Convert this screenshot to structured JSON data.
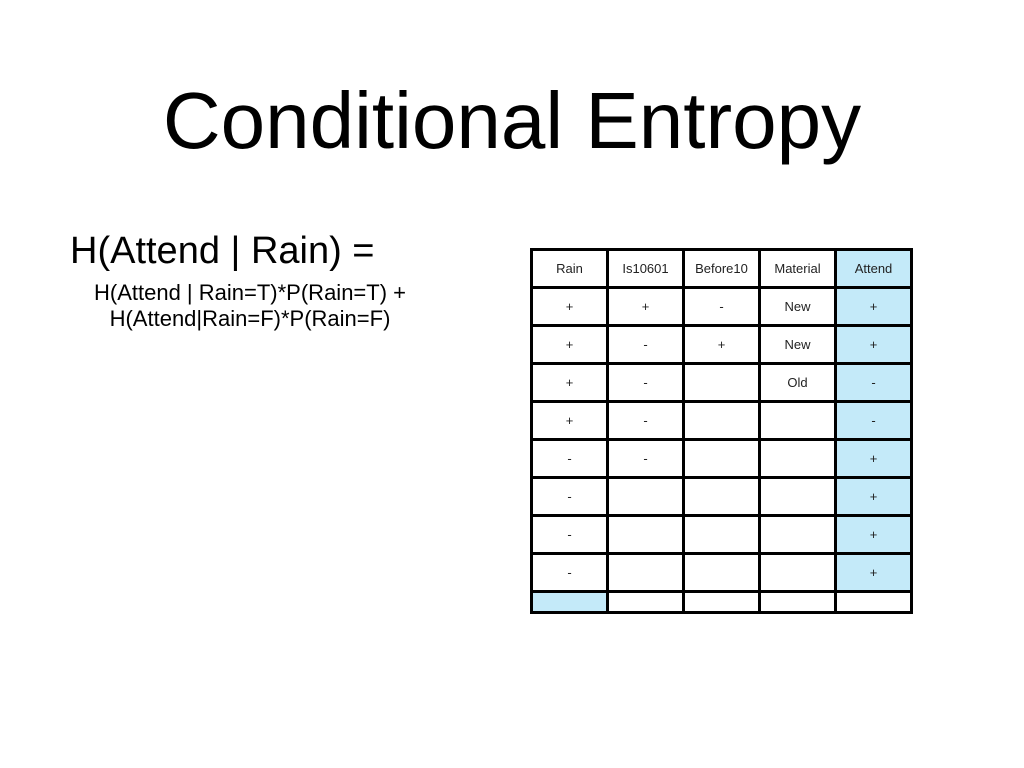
{
  "slide": {
    "title": "Conditional Entropy",
    "formula": {
      "head": "H(Attend | Rain) =",
      "line1": "H(Attend | Rain=T)*P(Rain=T) +",
      "line2": "H(Attend|Rain=F)*P(Rain=F)"
    },
    "highlight_color": "#c4eaf9",
    "table": {
      "headers": [
        "Rain",
        "Is10601",
        "Before10",
        "Material",
        "Attend"
      ],
      "rows": [
        [
          "+",
          "+",
          "-",
          "New",
          "+"
        ],
        [
          "+",
          "-",
          "+",
          "New",
          "+"
        ],
        [
          "+",
          "-",
          "",
          "Old",
          "-"
        ],
        [
          "+",
          "-",
          "",
          "",
          "-"
        ],
        [
          "-",
          "-",
          "",
          "",
          "+"
        ],
        [
          "-",
          "",
          "",
          "",
          "+"
        ],
        [
          "-",
          "",
          "",
          "",
          "+"
        ],
        [
          "-",
          "",
          "",
          "",
          "+"
        ],
        [
          "",
          "",
          "",
          "",
          ""
        ]
      ]
    }
  }
}
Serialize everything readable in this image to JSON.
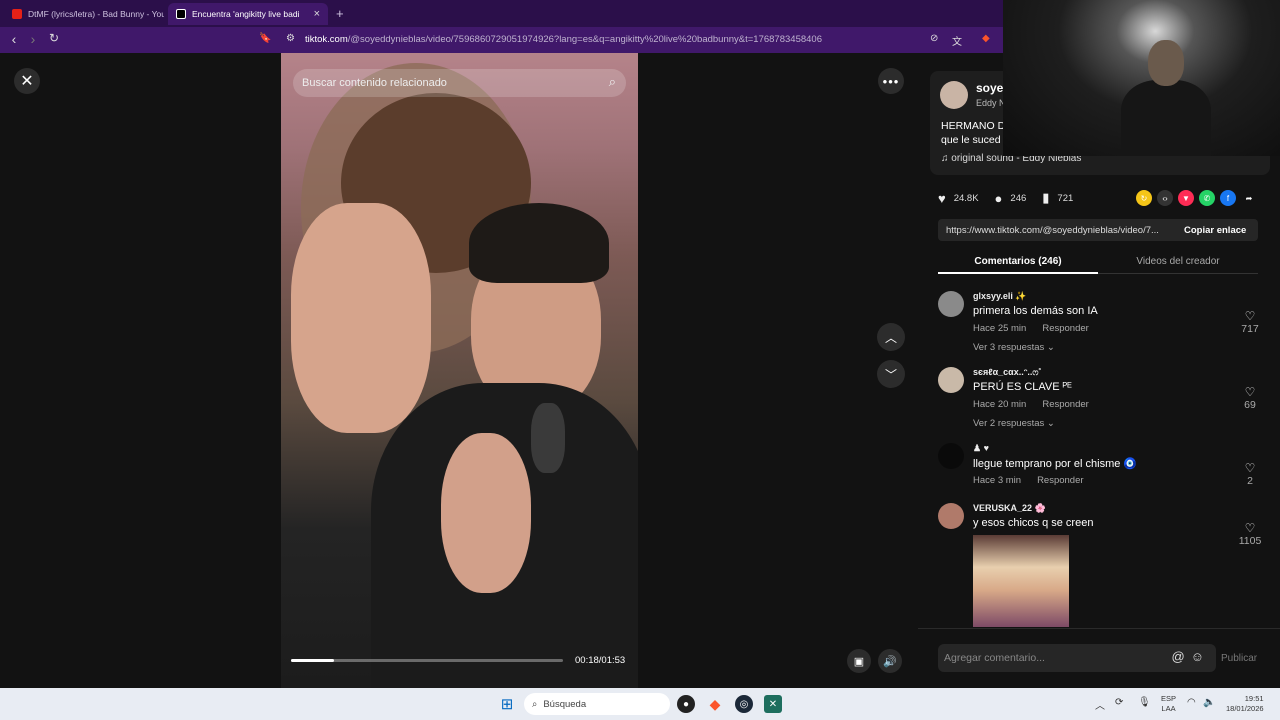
{
  "browser": {
    "tabs": [
      {
        "label": "DtMF (lyrics/letra) - Bad Bunny - You"
      },
      {
        "label": "Encuentra 'angikitty live badi"
      }
    ],
    "new_tab": "+",
    "close_tab": "×",
    "url_domain": "tiktok.com",
    "url_path": "/@soyeddynieblas/video/7596860729051974926?lang=es&q=angikitty%20live%20badbunny&t=1768783458406"
  },
  "video": {
    "search_placeholder": "Buscar contenido relacionado",
    "time": "00:18/01:53",
    "progress": 0.159
  },
  "author": {
    "name": "soye",
    "sub": "Eddy N",
    "desc_line1": "HERMANO D",
    "desc_line2": "que le suced",
    "sound": "original sound - Eddy Nieblas"
  },
  "stats": {
    "likes": "24.8K",
    "comments": "246",
    "saves": "721"
  },
  "link": {
    "url": "https://www.tiktok.com/@soyeddynieblas/video/7...",
    "copy_label": "Copiar enlace"
  },
  "panel_tabs": {
    "comments": "Comentarios (246)",
    "creator": "Videos del creador"
  },
  "comments": [
    {
      "user": "glxsyy.eli ✨",
      "text": "primera los demás son IA",
      "time": "Hace 25 min",
      "reply": "Responder",
      "replies": "Ver 3 respuestas ⌄",
      "likes": "717"
    },
    {
      "user": "ѕєяℓα_cαx..ᵔ..ෆ˚",
      "text": "PERÚ ES CLAVE ᴾᴱ",
      "time": "Hace 20 min",
      "reply": "Responder",
      "replies": "Ver 2 respuestas ⌄",
      "likes": "69"
    },
    {
      "user": "♟ ♥",
      "text": "llegue temprano por el chisme 🧿",
      "time": "Hace 3 min",
      "reply": "Responder",
      "replies": "",
      "likes": "2"
    },
    {
      "user": "VERUSKA_22 🌸",
      "text": "y esos chicos q se creen",
      "time": "",
      "reply": "",
      "replies": "",
      "likes": "1105"
    }
  ],
  "comment_input": {
    "placeholder": "Agregar comentario...",
    "publish": "Publicar"
  },
  "taskbar": {
    "search": "Búsqueda",
    "lang_line1": "ESP",
    "lang_line2": "LAA",
    "time": "19:51",
    "date": "18/01/2026"
  },
  "colors": {
    "browser_bg": "#2b0f4a",
    "addr_bg": "#40186a",
    "page_bg": "#121212",
    "taskbar_bg": "#e8ecf3"
  }
}
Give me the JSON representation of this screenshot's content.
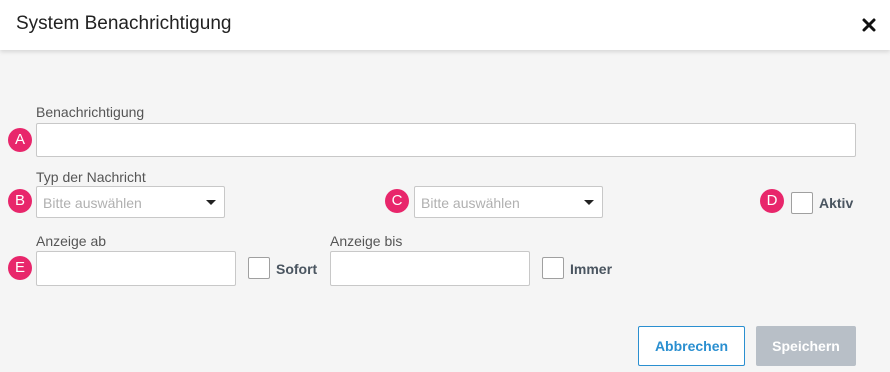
{
  "dialog": {
    "title": "System Benachrichtigung",
    "close_icon": "close-icon"
  },
  "form": {
    "message_label": "Benachrichtigung",
    "message_value": "",
    "type_label": "Typ der Nachricht",
    "type_select_placeholder": "Bitte auswählen",
    "second_select_placeholder": "Bitte auswählen",
    "active_label": "Aktiv",
    "active_checked": false,
    "show_from_label": "Anzeige ab",
    "show_from_value": "",
    "immediately_label": "Sofort",
    "immediately_checked": false,
    "show_until_label": "Anzeige bis",
    "show_until_value": "",
    "always_label": "Immer",
    "always_checked": false
  },
  "badges": [
    "A",
    "B",
    "C",
    "D",
    "E"
  ],
  "buttons": {
    "cancel_label": "Abbrechen",
    "save_label": "Speichern"
  },
  "colors": {
    "badge": "#e8266b",
    "primary": "#2a8fd0",
    "disabled": "#b8bfc7"
  }
}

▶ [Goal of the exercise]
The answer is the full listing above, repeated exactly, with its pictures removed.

▶ [Solution for this task]
Convert this screenshot to structured JSON data.
{
  "slide": {
    "title": "Conditional Entropy",
    "formula": {
      "head": "H(Attend | Rain) =",
      "line1": "H(Attend | Rain=T)*P(Rain=T) +",
      "line2": "H(Attend|Rain=F)*P(Rain=F)"
    },
    "highlight_color": "#c4eaf9",
    "table": {
      "headers": [
        "Rain",
        "Is10601",
        "Before10",
        "Material",
        "Attend"
      ],
      "rows": [
        [
          "+",
          "+",
          "-",
          "New",
          "+"
        ],
        [
          "+",
          "-",
          "+",
          "New",
          "+"
        ],
        [
          "+",
          "-",
          "",
          "Old",
          "-"
        ],
        [
          "+",
          "-",
          "",
          "",
          "-"
        ],
        [
          "-",
          "-",
          "",
          "",
          "+"
        ],
        [
          "-",
          "",
          "",
          "",
          "+"
        ],
        [
          "-",
          "",
          "",
          "",
          "+"
        ],
        [
          "-",
          "",
          "",
          "",
          "+"
        ],
        [
          "",
          "",
          "",
          "",
          ""
        ]
      ]
    }
  }
}
Serialize everything readable in this image to JSON.
{
  "browser": {
    "tabs": [
      {
        "label": "DtMF (lyrics/letra) - Bad Bunny - You"
      },
      {
        "label": "Encuentra 'angikitty live badi"
      }
    ],
    "new_tab": "+",
    "close_tab": "×",
    "url_domain": "tiktok.com",
    "url_path": "/@soyeddynieblas/video/7596860729051974926?lang=es&q=angikitty%20live%20badbunny&t=1768783458406"
  },
  "video": {
    "search_placeholder": "Buscar contenido relacionado",
    "time": "00:18/01:53",
    "progress": 0.159
  },
  "author": {
    "name": "soye",
    "sub": "Eddy N",
    "desc_line1": "HERMANO D",
    "desc_line2": "que le suced",
    "sound": "original sound - Eddy Nieblas"
  },
  "stats": {
    "likes": "24.8K",
    "comments": "246",
    "saves": "721"
  },
  "link": {
    "url": "https://www.tiktok.com/@soyeddynieblas/video/7...",
    "copy_label": "Copiar enlace"
  },
  "panel_tabs": {
    "comments": "Comentarios (246)",
    "creator": "Videos del creador"
  },
  "comments": [
    {
      "user": "glxsyy.eli ✨",
      "text": "primera los demás son IA",
      "time": "Hace 25 min",
      "reply": "Responder",
      "replies": "Ver 3 respuestas ⌄",
      "likes": "717"
    },
    {
      "user": "ѕєяℓα_cαx..ᵔ..ෆ˚",
      "text": "PERÚ ES CLAVE ᴾᴱ",
      "time": "Hace 20 min",
      "reply": "Responder",
      "replies": "Ver 2 respuestas ⌄",
      "likes": "69"
    },
    {
      "user": "♟ ♥",
      "text": "llegue temprano por el chisme 🧿",
      "time": "Hace 3 min",
      "reply": "Responder",
      "replies": "",
      "likes": "2"
    },
    {
      "user": "VERUSKA_22 🌸",
      "text": "y esos chicos q se creen",
      "time": "",
      "reply": "",
      "replies": "",
      "likes": "1105"
    }
  ],
  "comment_input": {
    "placeholder": "Agregar comentario...",
    "publish": "Publicar"
  },
  "taskbar": {
    "search": "Búsqueda",
    "lang_line1": "ESP",
    "lang_line2": "LAA",
    "time": "19:51",
    "date": "18/01/2026"
  },
  "colors": {
    "browser_bg": "#2b0f4a",
    "addr_bg": "#40186a",
    "page_bg": "#121212",
    "taskbar_bg": "#e8ecf3"
  }
}
Give me the JSON representation of this screenshot's content.
{
  "dialog": {
    "title": "System Benachrichtigung",
    "close_icon": "close-icon"
  },
  "form": {
    "message_label": "Benachrichtigung",
    "message_value": "",
    "type_label": "Typ der Nachricht",
    "type_select_placeholder": "Bitte auswählen",
    "second_select_placeholder": "Bitte auswählen",
    "active_label": "Aktiv",
    "active_checked": false,
    "show_from_label": "Anzeige ab",
    "show_from_value": "",
    "immediately_label": "Sofort",
    "immediately_checked": false,
    "show_until_label": "Anzeige bis",
    "show_until_value": "",
    "always_label": "Immer",
    "always_checked": false
  },
  "badges": [
    "A",
    "B",
    "C",
    "D",
    "E"
  ],
  "buttons": {
    "cancel_label": "Abbrechen",
    "save_label": "Speichern"
  },
  "colors": {
    "badge": "#e8266b",
    "primary": "#2a8fd0",
    "disabled": "#b8bfc7"
  }
}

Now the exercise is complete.